Items from a data source:

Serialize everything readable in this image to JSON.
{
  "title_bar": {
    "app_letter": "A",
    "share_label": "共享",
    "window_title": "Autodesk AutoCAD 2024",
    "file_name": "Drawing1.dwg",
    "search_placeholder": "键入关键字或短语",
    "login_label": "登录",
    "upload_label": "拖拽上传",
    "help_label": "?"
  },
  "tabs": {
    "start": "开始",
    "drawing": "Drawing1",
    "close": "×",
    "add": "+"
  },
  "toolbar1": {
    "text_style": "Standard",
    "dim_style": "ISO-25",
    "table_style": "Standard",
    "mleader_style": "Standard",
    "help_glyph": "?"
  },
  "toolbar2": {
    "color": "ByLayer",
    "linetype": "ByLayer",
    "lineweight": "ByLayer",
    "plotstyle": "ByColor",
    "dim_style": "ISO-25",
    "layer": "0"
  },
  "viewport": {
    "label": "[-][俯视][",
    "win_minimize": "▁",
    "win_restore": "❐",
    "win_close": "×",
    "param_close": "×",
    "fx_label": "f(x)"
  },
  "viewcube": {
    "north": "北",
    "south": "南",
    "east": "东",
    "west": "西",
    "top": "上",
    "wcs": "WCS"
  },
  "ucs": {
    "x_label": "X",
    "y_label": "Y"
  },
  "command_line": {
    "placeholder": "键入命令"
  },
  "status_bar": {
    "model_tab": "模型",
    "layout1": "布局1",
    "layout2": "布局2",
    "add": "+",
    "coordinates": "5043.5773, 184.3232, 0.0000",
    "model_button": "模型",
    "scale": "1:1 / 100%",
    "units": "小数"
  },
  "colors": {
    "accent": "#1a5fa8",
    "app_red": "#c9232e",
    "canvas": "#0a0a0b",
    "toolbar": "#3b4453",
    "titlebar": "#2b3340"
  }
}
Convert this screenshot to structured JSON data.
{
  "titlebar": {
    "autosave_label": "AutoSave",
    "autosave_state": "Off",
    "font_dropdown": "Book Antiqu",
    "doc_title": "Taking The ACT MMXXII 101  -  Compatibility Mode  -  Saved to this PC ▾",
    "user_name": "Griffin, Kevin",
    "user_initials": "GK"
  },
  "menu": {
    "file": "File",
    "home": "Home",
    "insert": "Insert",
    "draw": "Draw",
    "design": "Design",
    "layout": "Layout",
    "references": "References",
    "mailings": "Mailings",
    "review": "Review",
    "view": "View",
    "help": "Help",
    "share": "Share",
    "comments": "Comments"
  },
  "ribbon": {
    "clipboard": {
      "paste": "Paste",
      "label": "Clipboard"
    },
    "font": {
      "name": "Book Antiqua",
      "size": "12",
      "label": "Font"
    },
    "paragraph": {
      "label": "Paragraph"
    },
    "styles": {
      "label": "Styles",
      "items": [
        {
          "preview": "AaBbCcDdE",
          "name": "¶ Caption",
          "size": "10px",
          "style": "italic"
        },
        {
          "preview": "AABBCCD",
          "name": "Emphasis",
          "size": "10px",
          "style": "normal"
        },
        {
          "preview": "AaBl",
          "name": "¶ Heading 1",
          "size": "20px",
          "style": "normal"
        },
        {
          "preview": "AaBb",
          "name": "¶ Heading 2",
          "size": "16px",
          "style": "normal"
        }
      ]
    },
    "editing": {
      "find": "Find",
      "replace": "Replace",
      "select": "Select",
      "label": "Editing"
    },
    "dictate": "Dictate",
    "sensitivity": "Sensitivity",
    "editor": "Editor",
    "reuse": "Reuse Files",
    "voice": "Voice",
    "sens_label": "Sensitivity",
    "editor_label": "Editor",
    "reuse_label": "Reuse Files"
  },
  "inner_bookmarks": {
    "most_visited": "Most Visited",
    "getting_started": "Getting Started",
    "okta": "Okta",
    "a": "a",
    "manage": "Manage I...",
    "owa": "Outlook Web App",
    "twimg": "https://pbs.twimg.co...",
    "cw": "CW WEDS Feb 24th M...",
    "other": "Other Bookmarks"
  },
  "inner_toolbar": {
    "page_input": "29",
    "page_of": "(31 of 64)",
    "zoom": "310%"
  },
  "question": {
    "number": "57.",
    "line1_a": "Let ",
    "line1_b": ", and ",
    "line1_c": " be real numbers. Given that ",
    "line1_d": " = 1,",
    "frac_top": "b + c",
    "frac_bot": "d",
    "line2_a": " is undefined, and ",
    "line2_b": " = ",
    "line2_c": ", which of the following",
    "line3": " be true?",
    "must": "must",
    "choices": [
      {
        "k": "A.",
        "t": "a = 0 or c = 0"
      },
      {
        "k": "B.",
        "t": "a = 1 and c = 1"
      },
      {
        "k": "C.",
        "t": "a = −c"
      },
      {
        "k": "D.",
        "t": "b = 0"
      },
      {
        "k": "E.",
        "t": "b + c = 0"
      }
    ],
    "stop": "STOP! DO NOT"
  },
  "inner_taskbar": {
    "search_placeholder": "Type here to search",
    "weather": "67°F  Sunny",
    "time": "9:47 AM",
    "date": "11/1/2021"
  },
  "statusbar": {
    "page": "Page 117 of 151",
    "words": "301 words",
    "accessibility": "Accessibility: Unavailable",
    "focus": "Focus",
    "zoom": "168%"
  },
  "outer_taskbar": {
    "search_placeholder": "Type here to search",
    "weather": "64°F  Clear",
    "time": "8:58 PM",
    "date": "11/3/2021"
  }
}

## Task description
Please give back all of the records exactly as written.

## Response area
Serialize everything readable in this image to JSON.
{
  "title_bar": {
    "app_letter": "A",
    "share_label": "共享",
    "window_title": "Autodesk AutoCAD 2024",
    "file_name": "Drawing1.dwg",
    "search_placeholder": "键入关键字或短语",
    "login_label": "登录",
    "upload_label": "拖拽上传",
    "help_label": "?"
  },
  "tabs": {
    "start": "开始",
    "drawing": "Drawing1",
    "close": "×",
    "add": "+"
  },
  "toolbar1": {
    "text_style": "Standard",
    "dim_style": "ISO-25",
    "table_style": "Standard",
    "mleader_style": "Standard",
    "help_glyph": "?"
  },
  "toolbar2": {
    "color": "ByLayer",
    "linetype": "ByLayer",
    "lineweight": "ByLayer",
    "plotstyle": "ByColor",
    "dim_style": "ISO-25",
    "layer": "0"
  },
  "viewport": {
    "label": "[-][俯视][",
    "win_minimize": "▁",
    "win_restore": "❐",
    "win_close": "×",
    "param_close": "×",
    "fx_label": "f(x)"
  },
  "viewcube": {
    "north": "北",
    "south": "南",
    "east": "东",
    "west": "西",
    "top": "上",
    "wcs": "WCS"
  },
  "ucs": {
    "x_label": "X",
    "y_label": "Y"
  },
  "command_line": {
    "placeholder": "键入命令"
  },
  "status_bar": {
    "model_tab": "模型",
    "layout1": "布局1",
    "layout2": "布局2",
    "add": "+",
    "coordinates": "5043.5773, 184.3232, 0.0000",
    "model_button": "模型",
    "scale": "1:1 / 100%",
    "units": "小数"
  },
  "colors": {
    "accent": "#1a5fa8",
    "app_red": "#c9232e",
    "canvas": "#0a0a0b",
    "toolbar": "#3b4453",
    "titlebar": "#2b3340"
  }
}
Convert this screenshot to structured JSON data.
{
  "titlebar": {
    "autosave_label": "AutoSave",
    "autosave_state": "Off",
    "font_dropdown": "Book Antiqu",
    "doc_title": "Taking The ACT MMXXII 101  -  Compatibility Mode  -  Saved to this PC ▾",
    "user_name": "Griffin, Kevin",
    "user_initials": "GK"
  },
  "menu": {
    "file": "File",
    "home": "Home",
    "insert": "Insert",
    "draw": "Draw",
    "design": "Design",
    "layout": "Layout",
    "references": "References",
    "mailings": "Mailings",
    "review": "Review",
    "view": "View",
    "help": "Help",
    "share": "Share",
    "comments": "Comments"
  },
  "ribbon": {
    "clipboard": {
      "paste": "Paste",
      "label": "Clipboard"
    },
    "font": {
      "name": "Book Antiqua",
      "size": "12",
      "label": "Font"
    },
    "paragraph": {
      "label": "Paragraph"
    },
    "styles": {
      "label": "Styles",
      "items": [
        {
          "preview": "AaBbCcDdE",
          "name": "¶ Caption",
          "size": "10px",
          "style": "italic"
        },
        {
          "preview": "AABBCCD",
          "name": "Emphasis",
          "size": "10px",
          "style": "normal"
        },
        {
          "preview": "AaBl",
          "name": "¶ Heading 1",
          "size": "20px",
          "style": "normal"
        },
        {
          "preview": "AaBb",
          "name": "¶ Heading 2",
          "size": "16px",
          "style": "normal"
        }
      ]
    },
    "editing": {
      "find": "Find",
      "replace": "Replace",
      "select": "Select",
      "label": "Editing"
    },
    "dictate": "Dictate",
    "sensitivity": "Sensitivity",
    "editor": "Editor",
    "reuse": "Reuse Files",
    "voice": "Voice",
    "sens_label": "Sensitivity",
    "editor_label": "Editor",
    "reuse_label": "Reuse Files"
  },
  "inner_bookmarks": {
    "most_visited": "Most Visited",
    "getting_started": "Getting Started",
    "okta": "Okta",
    "a": "a",
    "manage": "Manage I...",
    "owa": "Outlook Web App",
    "twimg": "https://pbs.twimg.co...",
    "cw": "CW WEDS Feb 24th M...",
    "other": "Other Bookmarks"
  },
  "inner_toolbar": {
    "page_input": "29",
    "page_of": "(31 of 64)",
    "zoom": "310%"
  },
  "question": {
    "number": "57.",
    "line1_a": "Let ",
    "line1_b": ", and ",
    "line1_c": " be real numbers. Given that ",
    "line1_d": " = 1,",
    "frac_top": "b + c",
    "frac_bot": "d",
    "line2_a": " is undefined, and ",
    "line2_b": " = ",
    "line2_c": ", which of the following",
    "line3": " be true?",
    "must": "must",
    "choices": [
      {
        "k": "A.",
        "t": "a = 0 or c = 0"
      },
      {
        "k": "B.",
        "t": "a = 1 and c = 1"
      },
      {
        "k": "C.",
        "t": "a = −c"
      },
      {
        "k": "D.",
        "t": "b = 0"
      },
      {
        "k": "E.",
        "t": "b + c = 0"
      }
    ],
    "stop": "STOP! DO NOT"
  },
  "inner_taskbar": {
    "search_placeholder": "Type here to search",
    "weather": "67°F  Sunny",
    "time": "9:47 AM",
    "date": "11/1/2021"
  },
  "statusbar": {
    "page": "Page 117 of 151",
    "words": "301 words",
    "accessibility": "Accessibility: Unavailable",
    "focus": "Focus",
    "zoom": "168%"
  },
  "outer_taskbar": {
    "search_placeholder": "Type here to search",
    "weather": "64°F  Clear",
    "time": "8:58 PM",
    "date": "11/3/2021"
  }
}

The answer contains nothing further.